Characteristics of Addiction vs. Mental Health
Differentiating between addiction and mental health concerns can feel impossible at times because they often lead right into one another. Drinking after a stressful day, for example, might just lead to more anxiety or feelings of depression. But did those stem from preexisting, untreated mental health concerns or were they caused by alcohol? Well, it’s a little bit of both.
Alcohol and drugs contain chemicals that can change the way the human body functions. Depending on the type of substance that is introduced into the body, the side effects could range anywhere from physical, to emotional, to behavioral. Alcohol and drugs greatly decrease one’s ability to make well-informed decisions. Using these substances can also bring out unwanted consequences that remain permanent even if one stops using alcohol or drugs.
At the same time, untreated mental health conditions, as mentioned earlier, can also cause reckless behaviors that turn into using more alcohol or drugs. This starts a vicious cycle in which people who struggle with addiction develop mental health symptoms and people who struggle with mental health symptoms often fall into patterns of addiction.
There are common characteristics of addiction to look out for, which include:
- Needing more frequent, larger doses of the substance to feel its effects
- Hiding the extent of the drug or alcohol use from friends and family
- Changes in behavior, personality, and ability to fulfill daily tasks
- Increased physical weariness
- Experiencing withdrawal in between periods of drinking or using drugs
- Having more mental health distress and using these substances to “cope”
What is important to remember when it comes to the causes of addiction is that recognizing the risk factors could help you to find treatment sooner before this disorder begins to disrupt your life.
But even if you are aware of all of the causes of addiction, you might still feel overwhelmed with the management of the symptoms because you haven’t treated the issue that is at the heart of your struggle. This is where treating mental health conditions alongside addiction becomes instrumental in your chances for recovery success.
Mental Health Conditions Connected to Addiction
Some of the most common mental health conditions that lead into addiction are:
- Bipolar disorder
- Post-traumatic stress disorder
- Panic attacks
- Schizoaffective disorder
All of these conditions, along with many others, range in severity depending on your specific experiences, and all of these require professional mental health treatment. If you or somebody you love is already diagnosed with one of these disorders or you suspect that you might be struggling with your mental health, finding a treatment program could help you learn healthy coping mechanisms before you turn to alcohol or drugs.
Keep in mind that if you are already struggling with mental health and addiction at the same time, the best course of action will be for you to find a dual diagnosis program that can assist you in recovering in both mind and body.
In dual diagnosis treatment as well as other rehab opportunities, you will have access to varying recovery options, such as:
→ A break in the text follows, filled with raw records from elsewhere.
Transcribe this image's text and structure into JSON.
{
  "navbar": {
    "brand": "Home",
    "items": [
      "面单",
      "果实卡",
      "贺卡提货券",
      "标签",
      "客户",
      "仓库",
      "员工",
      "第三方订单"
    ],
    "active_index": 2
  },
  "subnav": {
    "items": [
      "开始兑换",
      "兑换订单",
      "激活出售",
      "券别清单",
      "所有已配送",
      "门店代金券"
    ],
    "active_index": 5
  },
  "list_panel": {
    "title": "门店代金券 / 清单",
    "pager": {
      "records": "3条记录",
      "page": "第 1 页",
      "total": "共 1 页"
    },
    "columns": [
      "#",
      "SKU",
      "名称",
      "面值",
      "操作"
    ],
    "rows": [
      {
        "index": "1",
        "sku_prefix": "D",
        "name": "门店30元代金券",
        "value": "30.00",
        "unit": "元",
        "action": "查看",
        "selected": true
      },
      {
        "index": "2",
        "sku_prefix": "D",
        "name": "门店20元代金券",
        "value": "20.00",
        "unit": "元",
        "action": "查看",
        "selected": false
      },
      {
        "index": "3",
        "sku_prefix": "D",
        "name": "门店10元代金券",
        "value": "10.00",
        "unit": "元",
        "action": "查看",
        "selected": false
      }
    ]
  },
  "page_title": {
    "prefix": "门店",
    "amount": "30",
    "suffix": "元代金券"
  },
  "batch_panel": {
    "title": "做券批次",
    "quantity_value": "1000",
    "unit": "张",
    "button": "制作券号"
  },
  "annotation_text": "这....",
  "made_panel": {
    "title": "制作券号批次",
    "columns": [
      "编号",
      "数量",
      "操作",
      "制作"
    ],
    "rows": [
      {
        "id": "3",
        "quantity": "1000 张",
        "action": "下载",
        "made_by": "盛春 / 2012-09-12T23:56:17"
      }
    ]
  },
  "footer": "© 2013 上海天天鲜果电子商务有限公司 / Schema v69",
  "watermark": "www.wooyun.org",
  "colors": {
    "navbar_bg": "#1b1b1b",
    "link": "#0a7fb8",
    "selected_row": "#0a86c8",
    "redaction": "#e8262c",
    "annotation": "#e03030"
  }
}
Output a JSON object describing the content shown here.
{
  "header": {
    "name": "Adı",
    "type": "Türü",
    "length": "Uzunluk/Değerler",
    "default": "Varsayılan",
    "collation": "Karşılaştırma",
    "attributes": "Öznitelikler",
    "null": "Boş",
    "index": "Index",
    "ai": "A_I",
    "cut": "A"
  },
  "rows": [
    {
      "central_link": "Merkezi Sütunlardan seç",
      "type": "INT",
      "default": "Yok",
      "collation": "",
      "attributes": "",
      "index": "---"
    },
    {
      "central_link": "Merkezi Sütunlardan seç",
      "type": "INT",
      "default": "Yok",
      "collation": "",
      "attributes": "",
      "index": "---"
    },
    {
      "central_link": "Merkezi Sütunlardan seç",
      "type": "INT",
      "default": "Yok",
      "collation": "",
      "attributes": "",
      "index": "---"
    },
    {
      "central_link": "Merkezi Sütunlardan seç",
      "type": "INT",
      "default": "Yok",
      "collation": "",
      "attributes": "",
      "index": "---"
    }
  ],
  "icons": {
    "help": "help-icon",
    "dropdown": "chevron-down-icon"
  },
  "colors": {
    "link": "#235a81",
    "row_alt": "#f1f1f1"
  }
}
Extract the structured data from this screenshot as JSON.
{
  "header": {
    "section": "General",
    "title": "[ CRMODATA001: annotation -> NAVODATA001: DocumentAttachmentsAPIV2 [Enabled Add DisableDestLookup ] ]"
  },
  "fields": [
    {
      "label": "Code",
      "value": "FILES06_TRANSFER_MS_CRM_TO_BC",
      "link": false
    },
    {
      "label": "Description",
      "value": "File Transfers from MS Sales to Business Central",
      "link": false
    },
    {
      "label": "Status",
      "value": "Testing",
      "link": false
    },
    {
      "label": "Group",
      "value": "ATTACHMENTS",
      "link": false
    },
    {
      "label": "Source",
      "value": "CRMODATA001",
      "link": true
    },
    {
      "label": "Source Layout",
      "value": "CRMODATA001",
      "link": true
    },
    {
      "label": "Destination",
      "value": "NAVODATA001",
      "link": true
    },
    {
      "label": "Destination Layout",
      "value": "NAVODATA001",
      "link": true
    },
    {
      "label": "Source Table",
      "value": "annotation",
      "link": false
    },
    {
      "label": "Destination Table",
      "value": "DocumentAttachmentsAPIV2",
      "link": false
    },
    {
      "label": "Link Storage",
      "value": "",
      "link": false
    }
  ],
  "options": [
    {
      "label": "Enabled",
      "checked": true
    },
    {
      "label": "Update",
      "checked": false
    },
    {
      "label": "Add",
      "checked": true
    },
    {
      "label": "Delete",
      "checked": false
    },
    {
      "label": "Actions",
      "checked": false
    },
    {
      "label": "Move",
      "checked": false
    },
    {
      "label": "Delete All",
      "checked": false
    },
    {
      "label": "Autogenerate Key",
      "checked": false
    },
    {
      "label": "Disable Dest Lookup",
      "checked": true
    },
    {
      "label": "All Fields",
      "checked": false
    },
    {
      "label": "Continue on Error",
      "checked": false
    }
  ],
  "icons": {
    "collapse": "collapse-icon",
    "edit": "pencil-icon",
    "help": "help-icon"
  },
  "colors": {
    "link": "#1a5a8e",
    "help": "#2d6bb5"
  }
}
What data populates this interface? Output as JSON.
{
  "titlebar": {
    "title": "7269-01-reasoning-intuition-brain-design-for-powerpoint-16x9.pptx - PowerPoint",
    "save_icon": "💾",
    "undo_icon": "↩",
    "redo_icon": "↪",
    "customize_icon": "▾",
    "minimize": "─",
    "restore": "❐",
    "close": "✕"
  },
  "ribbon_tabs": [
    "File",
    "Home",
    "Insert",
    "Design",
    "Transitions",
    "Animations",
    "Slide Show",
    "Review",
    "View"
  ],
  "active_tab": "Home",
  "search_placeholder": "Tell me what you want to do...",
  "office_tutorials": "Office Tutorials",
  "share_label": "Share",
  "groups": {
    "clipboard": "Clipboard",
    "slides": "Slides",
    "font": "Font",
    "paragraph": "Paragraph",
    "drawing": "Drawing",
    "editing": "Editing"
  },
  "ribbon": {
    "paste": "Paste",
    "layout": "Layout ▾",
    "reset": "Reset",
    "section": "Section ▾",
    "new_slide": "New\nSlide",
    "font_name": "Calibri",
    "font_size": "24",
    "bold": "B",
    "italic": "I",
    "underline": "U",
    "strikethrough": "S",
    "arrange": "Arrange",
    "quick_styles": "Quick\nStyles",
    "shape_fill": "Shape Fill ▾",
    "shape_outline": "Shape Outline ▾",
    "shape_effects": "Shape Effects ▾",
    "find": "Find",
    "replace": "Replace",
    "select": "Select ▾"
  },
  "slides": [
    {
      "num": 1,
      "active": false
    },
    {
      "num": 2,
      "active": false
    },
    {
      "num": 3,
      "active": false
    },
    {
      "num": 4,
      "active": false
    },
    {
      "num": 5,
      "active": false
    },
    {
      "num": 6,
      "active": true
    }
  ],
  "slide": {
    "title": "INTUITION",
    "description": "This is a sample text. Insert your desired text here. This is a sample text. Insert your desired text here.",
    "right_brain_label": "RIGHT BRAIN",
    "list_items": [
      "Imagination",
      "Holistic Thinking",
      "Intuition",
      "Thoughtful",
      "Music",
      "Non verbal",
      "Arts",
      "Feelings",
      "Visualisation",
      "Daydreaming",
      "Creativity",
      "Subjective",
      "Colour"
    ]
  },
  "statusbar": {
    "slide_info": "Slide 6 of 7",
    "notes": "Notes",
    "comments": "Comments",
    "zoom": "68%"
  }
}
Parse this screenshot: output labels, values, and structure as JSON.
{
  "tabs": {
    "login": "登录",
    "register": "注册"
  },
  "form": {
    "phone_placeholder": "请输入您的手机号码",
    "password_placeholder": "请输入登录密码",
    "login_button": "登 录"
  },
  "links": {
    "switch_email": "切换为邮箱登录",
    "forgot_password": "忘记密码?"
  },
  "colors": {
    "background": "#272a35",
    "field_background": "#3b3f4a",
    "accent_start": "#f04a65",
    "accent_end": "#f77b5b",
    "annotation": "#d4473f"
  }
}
- Safe detoxification from drugs and alcohol
- 12-step programming
- Recreational therapy
- And other effective treatment modalities
Treatment for the Causes of Addiction
If you recognize any red flags that you might be struggling with your mental health and/or substance use, the next step is to reach out to The Blackberry Center by phone at (813) 908-4199 or through a confidential contact form.
We specialize in guiding patients through the process of recovery step by step. From the very first psychiatric assessment and all the way through the discharge process, you will be able to tackle the causes of addiction head on with full support along the way.